Task directions.
Lines that include the string "label" are the ones to copy from the entries below.
= = = = =
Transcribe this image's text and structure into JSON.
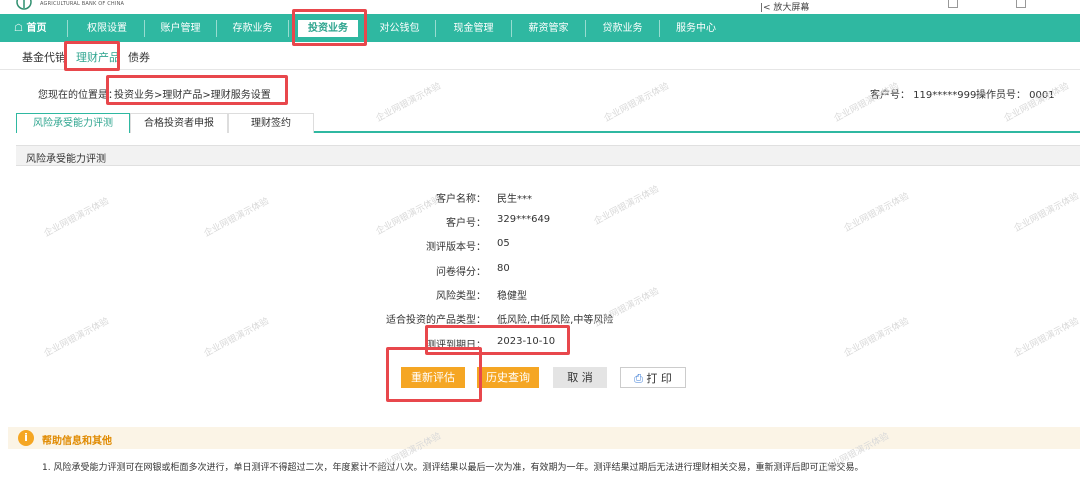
{
  "top": {
    "bank_name_en": "AGRICULTURAL BANK OF CHINA",
    "right_text": "|< 放大屏幕"
  },
  "nav": {
    "home": "首页",
    "items": [
      "权限设置",
      "账户管理",
      "存款业务",
      "投资业务",
      "对公钱包",
      "现金管理",
      "薪资管家",
      "贷款业务",
      "服务中心"
    ]
  },
  "subnav": {
    "items": [
      "基金代销",
      "理财产品",
      "债券"
    ]
  },
  "location": {
    "label": "您现在的位置是：",
    "path": "投资业务>理财产品>理财服务设置",
    "customer_no": "客户号：  119*****999",
    "operator_no": "操作员号：  0001"
  },
  "tabs": [
    "风险承受能力评测",
    "合格投资者申报",
    "理财签约"
  ],
  "section": {
    "title": "风险承受能力评测"
  },
  "fields": [
    {
      "label": "客户名称：",
      "value": "民生***"
    },
    {
      "label": "客户号：",
      "value": "329***649"
    },
    {
      "label": "测评版本号：",
      "value": "05"
    },
    {
      "label": "问卷得分：",
      "value": "80"
    },
    {
      "label": "风险类型：",
      "value": "稳健型"
    },
    {
      "label": "适合投资的产品类型：",
      "value": "低风险,中低风险,中等风险"
    },
    {
      "label": "测评到期日：",
      "value": "2023-10-10"
    }
  ],
  "buttons": {
    "reassess": "重新评估",
    "history": "历史查询",
    "cancel": "取 消",
    "print": "打 印"
  },
  "help": {
    "title": "帮助信息和其他",
    "text": "1. 风险承受能力评测可在网银或柜面多次进行，单日测评不得超过二次，年度累计不超过八次。测评结果以最后一次为准，有效期为一年。测评结果过期后无法进行理财相关交易，重新测评后即可正常交易。"
  },
  "watermark": "企业网银演示体验",
  "colors": {
    "nav_bg": "#2fb8a1",
    "accent": "#2fa58f",
    "button_orange": "#f5a623",
    "highlight": "#e8474c"
  }
}
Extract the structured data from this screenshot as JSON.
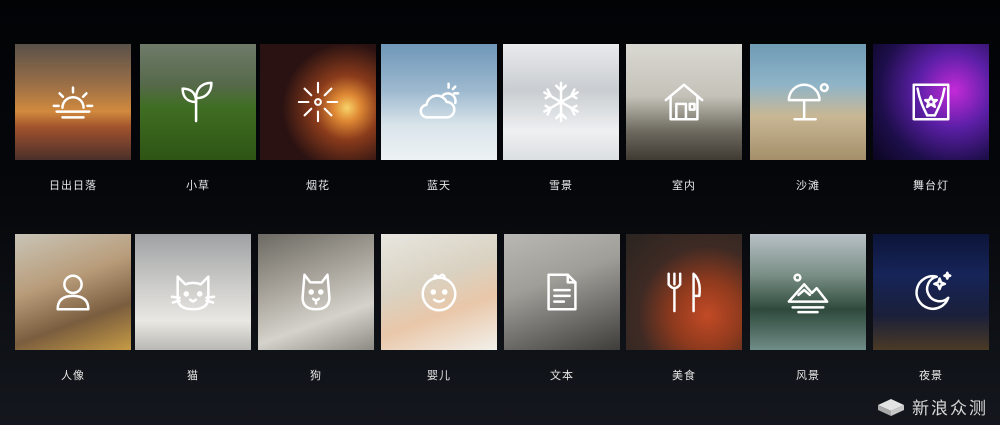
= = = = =
Result below.
    "label": "您现在的位置是：",
      "label": "客户名称：",
      "label": "客户号：",
      "label": "测评版本号：",
      "label": "问卷得分：",
      "label": "风险类型：",
      "label": "适合投资的产品类型：",
      "label": "测评到期日：",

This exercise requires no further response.